Travel – particularly abroad – is now set to once again be on the cards for a large percentage. Whilst not quite as it was before the pandemic there’re soon to be more travelers wanting to head off to sunnier climes for holidays. And that costs money – potentially more than previous. So with less time at home soon being a thing (maybe) and the cost of getting to foreign countries being hiked will a large proportion of newly (or recently recruited) paddlers be looking to sell their gear?
The used SUP market has been ticking along of late. But nothing compared to the brands selling brand new stand up paddle board kit. It’s still pretty tricky to get hold of stand up paddle boarding gear as a rule but every now and again classifieds do throw up a few bargains, which are snapped up quick smart. If we do get a mass exodus to other countries this may be a ripe choosing ground for some awesome deals on decent (and not so decent) kit.
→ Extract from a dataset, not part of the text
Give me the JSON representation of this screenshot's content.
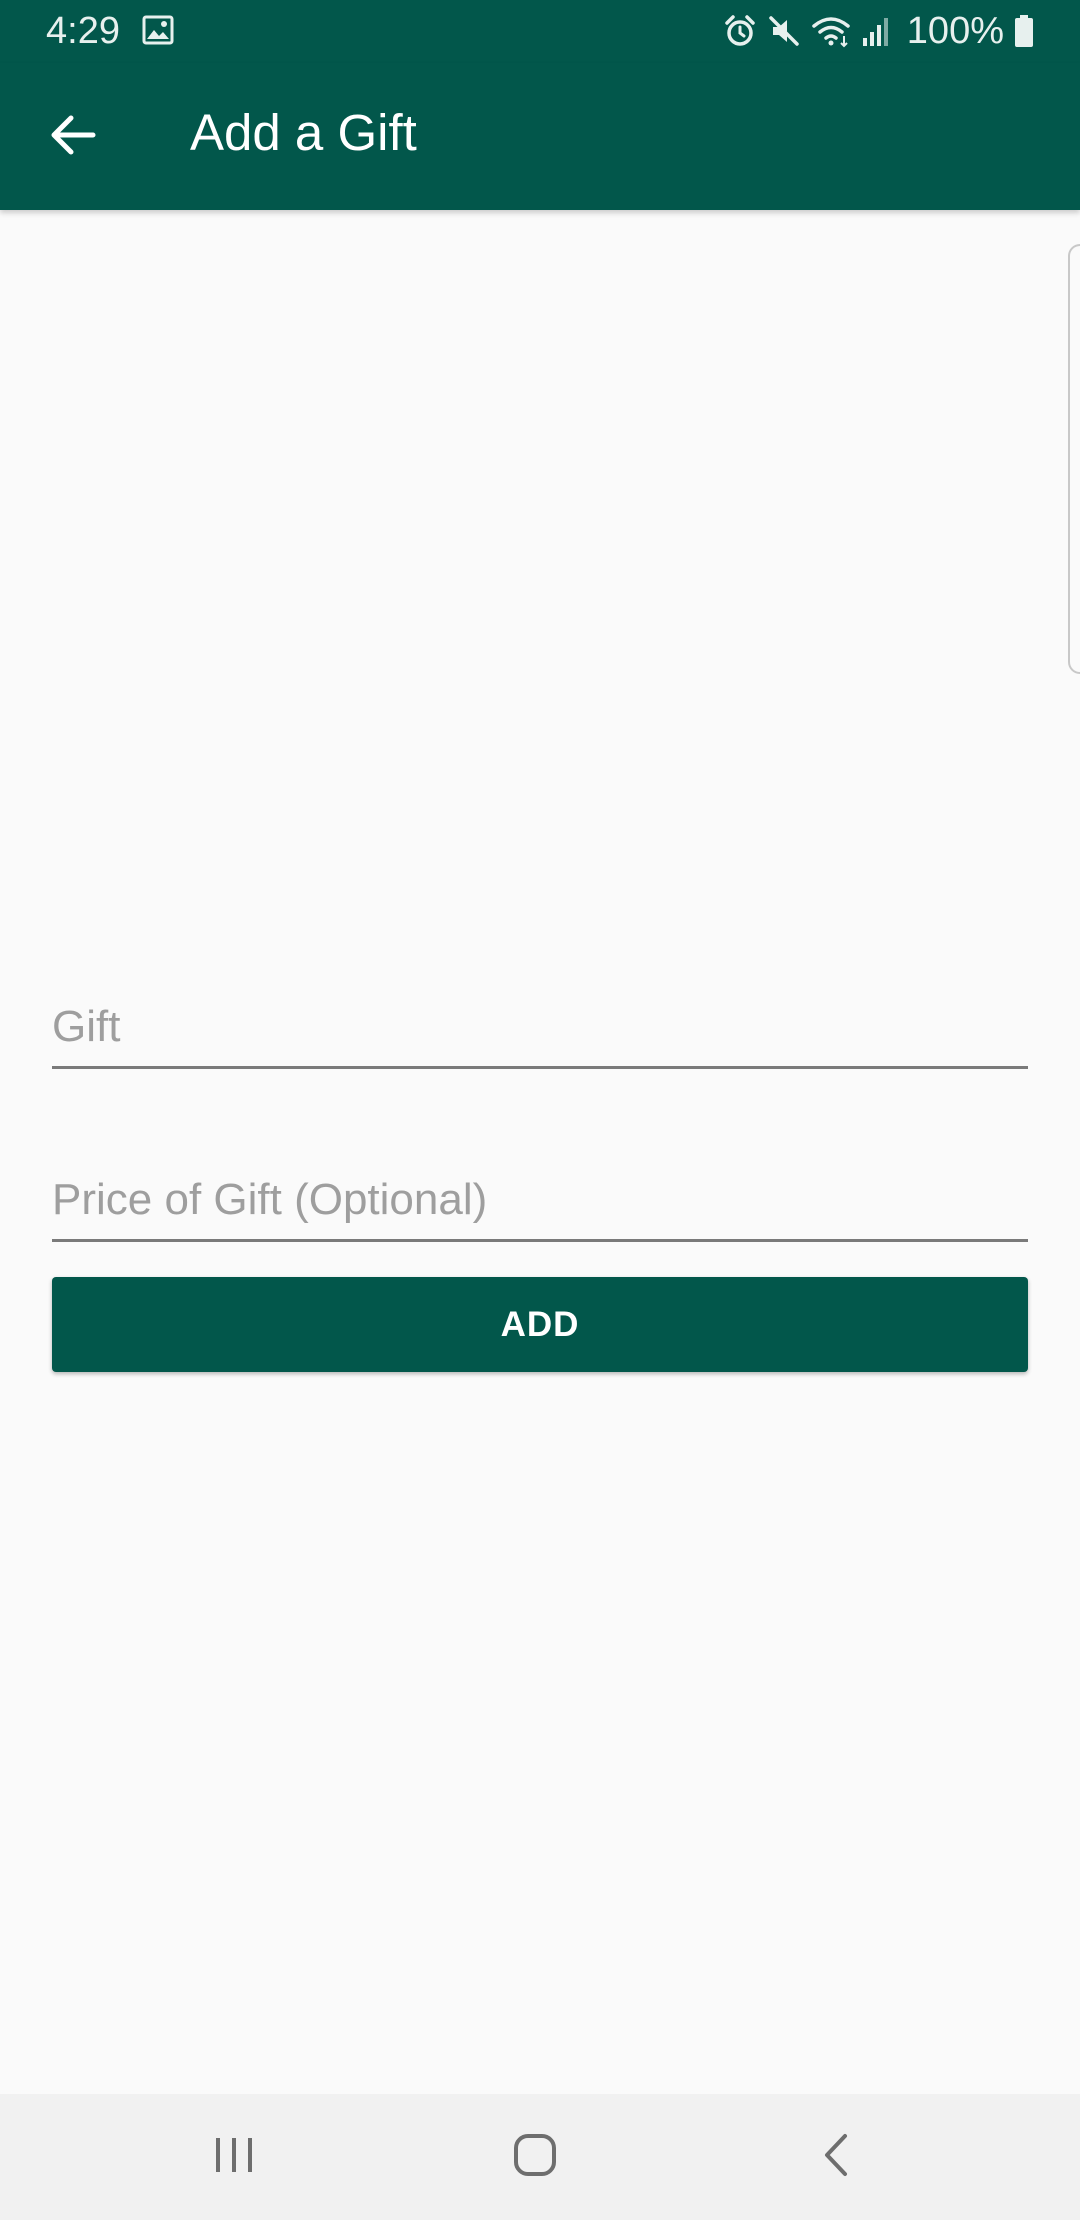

In reality it’d be a shame if we lost the majority of stand up paddlers coming into the sport lately. Hopefully that won’t happen as many won’t have even really got going yet. And as those seasoned SUPers will know there are so many avenues to go down once you’ve struck gold with fundamental skills. This may not happen with, instead, equipment being chucked to the back of the garage and left to gather dust. This wouldn’t be great either as boards and paddles languishing could be put to better use elsewhere. Plenty of disadvantaged kids, without any kind of easy access to stand up paddle boarding, would probably jump at the chance of hopping aboard a SUP for not too much cost. And that’s just one example of who may benefit.
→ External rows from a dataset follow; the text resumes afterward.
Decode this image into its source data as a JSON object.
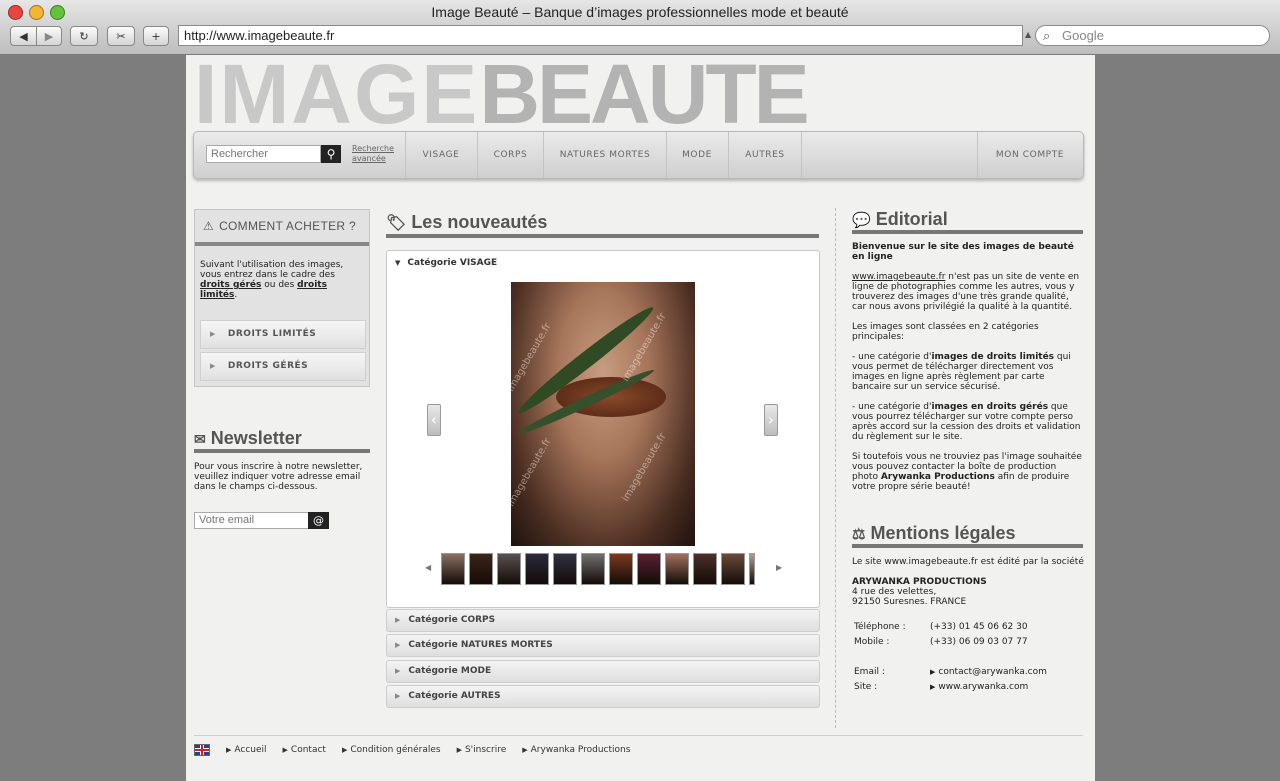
{
  "browser": {
    "title": "Image Beauté – Banque d’images professionnelles mode et beauté",
    "url": "http://www.imagebeaute.fr",
    "search_placeholder": "Google",
    "traffic_colors": [
      "#e8463f",
      "#f2b534",
      "#5fc33c"
    ]
  },
  "logo": {
    "part1": "IMAGE",
    "part2": "BEAUTE"
  },
  "nav": {
    "search_placeholder": "Rechercher",
    "advanced_line1": "Recherche",
    "advanced_line2": "avancée",
    "items": [
      "VISAGE",
      "CORPS",
      "NATURES MORTES",
      "MODE",
      "AUTRES"
    ],
    "account": "MON COMPTE"
  },
  "howto": {
    "title": "COMMENT ACHETER ?",
    "text_pre": "Suivant l'utilisation des images, vous entrez dans le cadre des ",
    "link1": "droits gérés",
    "text_mid": " ou des ",
    "link2": "droits limités",
    "text_post": ".",
    "btn_limited": "DROITS LIMITÉS",
    "btn_managed": "DROITS GÉRÉS"
  },
  "newsletter": {
    "title": "Newsletter",
    "text": "Pour vous inscrire à notre newsletter, veuillez indiquer votre adresse email dans le champs ci-dessous.",
    "placeholder": "Votre email",
    "submit": "@"
  },
  "news": {
    "title": "Les nouveautés",
    "visage_category": "Catégorie VISAGE",
    "watermark": "imagebeaute.fr",
    "thumbnail_count": 12,
    "categories": [
      "Catégorie CORPS",
      "Catégorie NATURES MORTES",
      "Catégorie MODE",
      "Catégorie AUTRES"
    ]
  },
  "editorial": {
    "title": "Editorial",
    "welcome": "Bienvenue sur le site des images de beauté en ligne",
    "site_link": "www.imagebeaute.fr",
    "p1_rest": " n'est pas un site de vente en ligne de photographies comme les autres, vous y trouverez des images d'une très grande qualité, car nous avons privilégié la qualité à la quantité.",
    "p2": "Les images sont classées en 2 catégories principales:",
    "p3_pre": "- une catégorie d'",
    "p3_bold": "images de droits limités",
    "p3_post": " qui vous permet de télécharger directement vos images en ligne après règlement par carte bancaire sur un service sécurisé.",
    "p4_pre": "- une catégorie d'",
    "p4_bold": "images en droits gérés",
    "p4_post": " que vous pourrez télécharger sur votre compte perso après accord sur la cession des droits et validation du règlement sur le site.",
    "p5_pre": "Si toutefois vous ne trouviez pas l'image souhaitée vous pouvez contacter la boîte de production photo ",
    "p5_bold": "Arywanka Productions",
    "p5_post": " afin de produire votre propre série beauté!"
  },
  "mentions": {
    "title": "Mentions légales",
    "intro": "Le site www.imagebeaute.fr est édité par la société",
    "company": "ARYWANKA PRODUCTIONS",
    "addr1": "4 rue des velettes,",
    "addr2": "92150 Suresnes. FRANCE",
    "phone_label": "Téléphone :",
    "phone": "(+33) 01 45 06 62 30",
    "mobile_label": "Mobile :",
    "mobile": "(+33) 06 09 03 07 77",
    "email_label": "Email :",
    "email": "contact@arywanka.com",
    "site_label": "Site :",
    "site": "www.arywanka.com"
  },
  "footer": {
    "links": [
      "Accueil",
      "Contact",
      "Condition générales",
      "S'inscrire",
      "Arywanka Productions"
    ]
  }
}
There’s also an environmental impact to consider if gear ends up just getting thrown away. Fingers crossed this won’t happen but it might. Particularly if we’re talking super cheap iSUPs that cost barely a few hundred quid. Environmentally we can do without truck loads of PVC and Droptitch ending up in landfill.
One thing that has traditionally been missed with SUP is that the inflatable types are fairly easy to travel with. Much more so than their hard shell counterparts. With plenty of room to ram in additional items of clothing or other holiday essentials, an iSUP packs down to easily doable plane hold luggage. That widely promoted iSUP aspect of ‘easy transport’ taken to nomadic lengths if you will. There’s no reason at all why an inflatable owning individual couldn’t up sticks with their gear and put it to good use atop foreign waters.
This is all just speculation of course as nobody knows what the fall out (good and bad) of COVID restriction lifting will be. We’ll have to wait and see…